During the early development of human and other vertebrate embryos, the notochord supports and
instructs the formation of the body plan by patterning the central nervous system, paraxial mesoderm,
endoderm and the numerous organs that they give rise to. Impairments in notochord formation cause birth
defects and congenital skeletal malformations, while postnatally, alterations in the notochord remnants
encased within the intervertebral discs are the main cause of discopathies and can give rise to rare tumors
called chordomas. We are using the simple chordate Ciona to reconstruct the essential, evolutionarily
conserved genetic toolkit of the notochord, with the ultimate goal of applying our findings to vertebrate

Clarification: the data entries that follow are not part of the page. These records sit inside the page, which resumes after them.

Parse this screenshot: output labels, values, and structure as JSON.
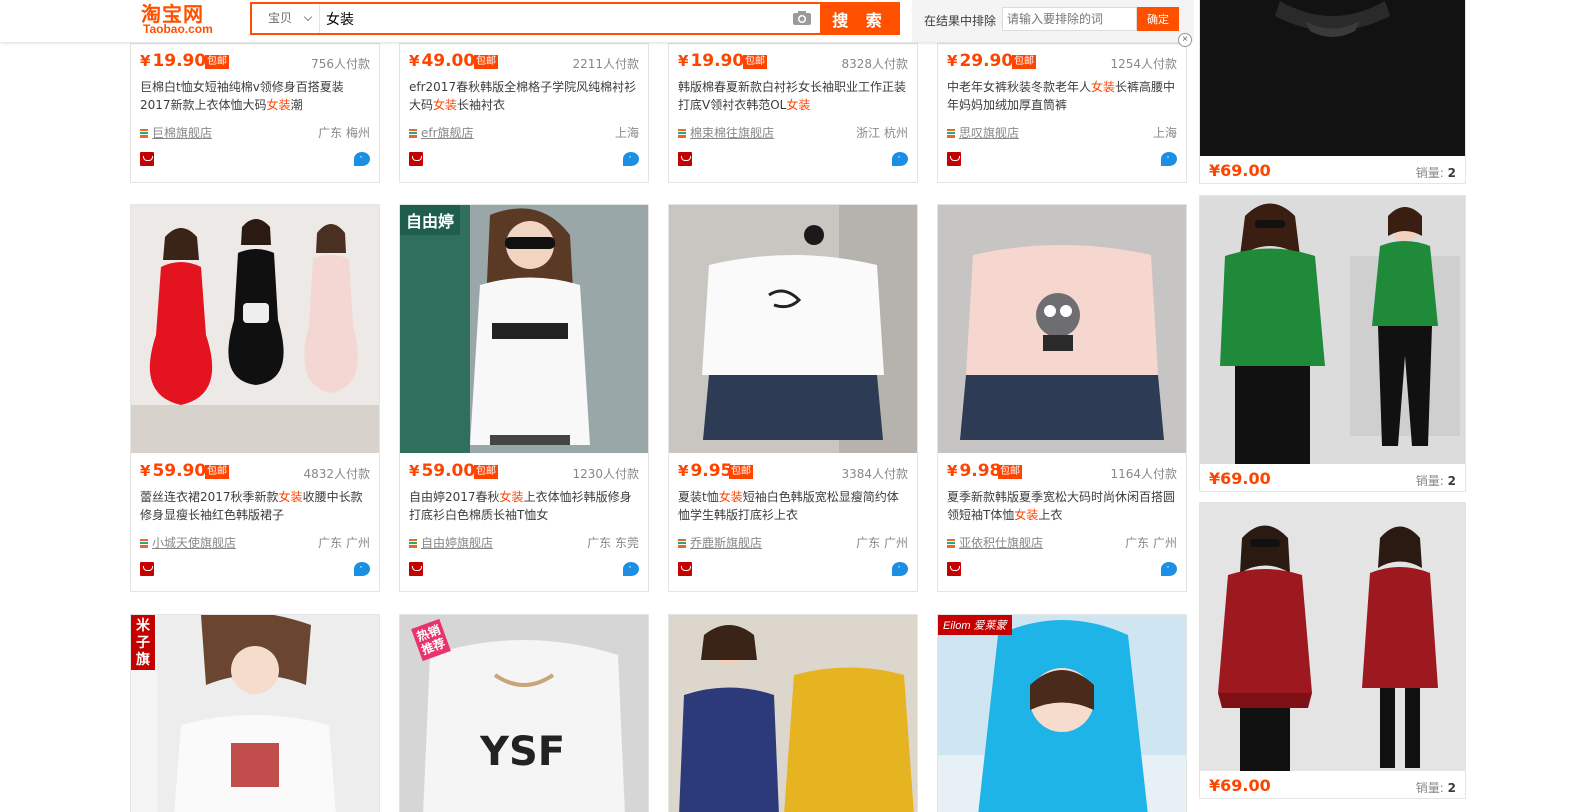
{
  "header": {
    "logo_cn": "淘宝网",
    "logo_en": "Taobao.com",
    "search_scope": "宝贝",
    "search_value": "女装",
    "search_button": "搜 索",
    "exclude_label": "在结果中排除",
    "exclude_placeholder": "请输入要排除的词",
    "exclude_button": "确定",
    "close_glyph": "×"
  },
  "rows": [
    [
      {
        "price": "19.90",
        "paid": "756人付款",
        "title_a": "巨棉白t恤女短袖纯棉v领修身百搭夏装2017新款上衣体恤大码",
        "title_hl": "女装",
        "title_b": "潮",
        "shop": "巨棉旗舰店",
        "loc": "广东 梅州"
      },
      {
        "price": "49.00",
        "paid": "2211人付款",
        "title_a": "efr2017春秋韩版全棉格子学院风纯棉衬衫大码",
        "title_hl": "女装",
        "title_b": "长袖衬衣",
        "shop": "efr旗舰店",
        "loc": "上海"
      },
      {
        "price": "19.90",
        "paid": "8328人付款",
        "title_a": "韩版棉春夏新款白衬衫女长袖职业工作正装打底V领衬衣韩范OL",
        "title_hl": "女装",
        "title_b": "",
        "shop": "棉束棉往旗舰店",
        "loc": "浙江 杭州"
      },
      {
        "price": "29.90",
        "paid": "1254人付款",
        "title_a": "中老年女裤秋装冬款老年人",
        "title_hl": "女装",
        "title_b": "长裤高腰中年妈妈加绒加厚直筒裤",
        "shop": "思叹旗舰店",
        "loc": "上海"
      }
    ],
    [
      {
        "price": "59.90",
        "paid": "4832人付款",
        "title_a": "蕾丝连衣裙2017秋季新款",
        "title_hl": "女装",
        "title_b": "收腰中长款修身显瘦长袖红色韩版裙子",
        "shop": "小城天使旗舰店",
        "loc": "广东 广州"
      },
      {
        "price": "59.00",
        "paid": "1230人付款",
        "title_a": "自由婷2017春秋",
        "title_hl": "女装",
        "title_b": "上衣体恤衫韩版修身打底衫白色棉质长袖T恤女",
        "shop": "自由婷旗舰店",
        "loc": "广东 东莞"
      },
      {
        "price": "9.95",
        "paid": "3384人付款",
        "title_a": "夏装t恤",
        "title_hl": "女装",
        "title_b": "短袖白色韩版宽松显瘦简约体恤学生韩版打底衫上衣",
        "shop": "乔鹿斯旗舰店",
        "loc": "广东 广州"
      },
      {
        "price": "9.98",
        "paid": "1164人付款",
        "title_a": "夏季新款韩版夏季宽松大码时尚休闲百搭圆领短袖T体恤",
        "title_hl": "女装",
        "title_b": "上衣",
        "shop": "亚依积仕旗舰店",
        "loc": "广东 广州"
      }
    ]
  ],
  "row3_tags": [
    "米子旗",
    "热销推荐",
    "",
    "Eilom 爱莱蒙"
  ],
  "ads": [
    {
      "price": "69.00",
      "sales_label": "销量:",
      "sales": "2"
    },
    {
      "price": "69.00",
      "sales_label": "销量:",
      "sales": "2"
    },
    {
      "price": "69.00",
      "sales_label": "销量:",
      "sales": "2"
    }
  ],
  "currency": "¥",
  "baoyou": "包邮",
  "row2_tag": "自由婷"
}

development and human embryogenesis. We have shown that the notochord expression of a large number of
vertebrate genes is conserved in Ciona and we have found that several Ciona notochord enhancers, the
genetic switches that control notochord gene expression, share transcription factor binding sites with notochord

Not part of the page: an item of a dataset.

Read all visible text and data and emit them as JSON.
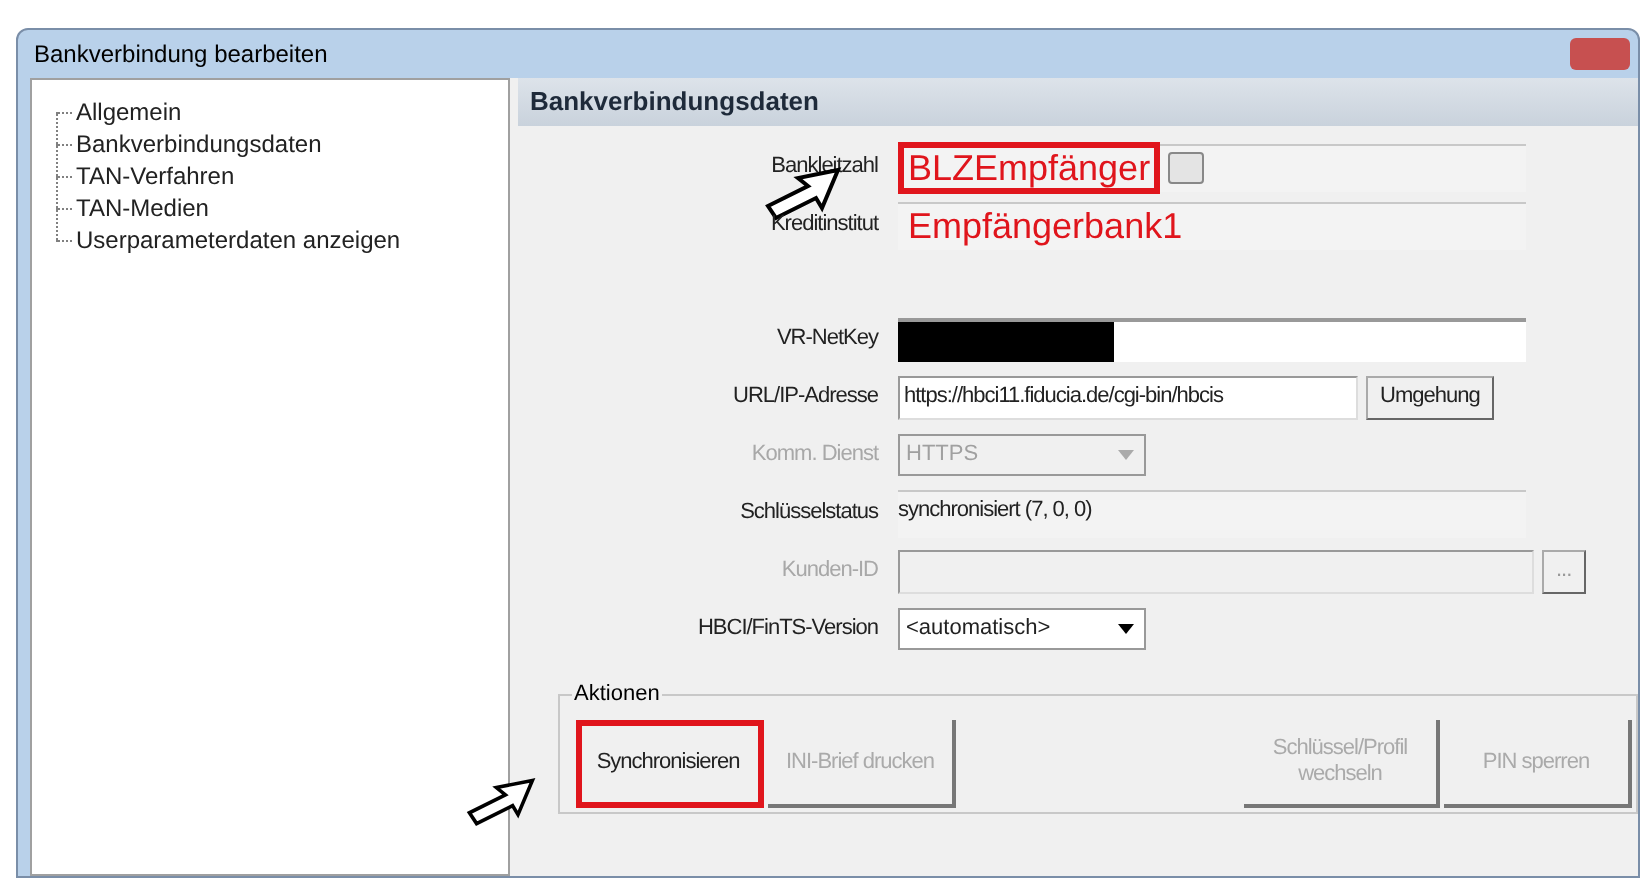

regulatory regions that had been identified in vertebrates. Our published results provide ample evidence that
the simple Ciona notochord expresses transcription factors (TFs) that are evolutionarily conserved in
vertebrates, including humans, and are necessary for the development of this structure.
The objective of this project is to study in detail one of these TFs, Ciona Lmx-like, and to clarify its role
in notochord development. This objective will be achieved through the following experimental approaches: the
elucidation of the role of Lmx-like in notochord morphogenesis (Aim 1); the identification of the notochord
genes controlled by Lmx-like, and the functional characterization of a select group of them (Aim 2).
Completion of these studies will shed light on an evolutionarily conserved TF, Lmx-like, which appears
to act in parallel with Brachyury, the main regulator of notochord formation, and will provide a first insight into
its role in notochord development. The expected results will shed light on the complex gene regulatory network
that orchestrates notochord formation across chordates, and will provide a molecular blueprint for the
interpretation of notochord-derived birth defects.